Raising chickens is a rewarding and exciting experience. It’s easy to think of chickens as pets, especially if you interact with them frequently. Chickens are social creatures and can form a real relationship with you. It’s not uncommon for chickens to seek out your attention and want to follow you around. It’s also easy to get carried away and end up with a surplus of chickens. If you’re wanting to raise chickens for eggs, can you just have one hen? One hen can lay an egg almost daily, surely you don’t need more than one, right?
Is one chicken enough?
It’s perfectly acceptable to have one dog or one chicken, so can you have just one chicken? No. Chickens are social animals and do best when they have other chickens around them. Chickens thrive on social interaction with their own kind. Most of the activities that chickens spend their day doing are communal activities, meaning they do them together as a group.
Chickens are busy-bodies and their days are filled with foraging, dust bathing, scratching, pecking and laying. Dust bathing is almost as much of a social event as it is a hygiene event. Many owners that have one chicken state that their lone chickens do not dust bathe. This is due to the fact that dust bathing makes chickens vulnerable to attacks from predators. As they are rolling around in the dust, they aren’t paying attention to their surroundings, making them much more likely to suffer from predator attacks. A lone chicken won’t dust bathe frequently or at all. This makes them more susceptible to parasite problems and health issues.

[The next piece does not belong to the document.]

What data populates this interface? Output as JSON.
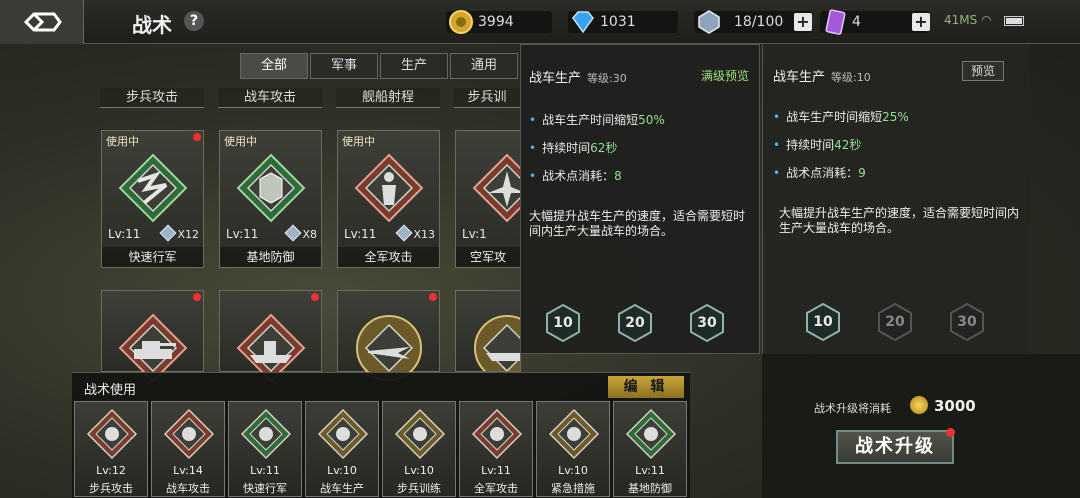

Chickens that are out foraging do this in groups. Rarely do chickens break off from the group and forage alone. This again goes back to the fact that chickens are prey animals. They are wired to work together to avoid predator attacks. While they are out foraging for food, there is usually one or two chickens that are keeping an eye out for potential predators. When a chicken is alone, it spends much less time foraging, and more time scanning the area for predators. Lone chickens will spend less time out of the coop and may become reluctant to leave it. If you want to raise chickens that are free-ranged or pasture raised, you’ll need more than one chicken. Attempting to raise just one chicken on pasture will lead to slower growth rates and even underweight and nervous birds.
How many chickens is enough?
There isn’t an ‘ideal’ number of chickens. The number of chickens that is right for you will depend on your situation. If you want to raise chickens as pets, don’t get any less than four hens. Four hens are a good number for both egg-laying and socializing. You don’t have to have a rooster in order to have eggs. A rooster can help protect your flock and give you fertile eggs if you’re interested in that. Adding a rooster to the flock changes the amount of chickens that you’ll need. A good rule of thumb is six hens for every rooster. There is some variance according to breed, but that’s a good place to get you started. If you want to raise truly happy chickens, don’t get just one. Chickens are the most happy and healthy in a group. If more than one chicken isn’t right for you, then consider another pet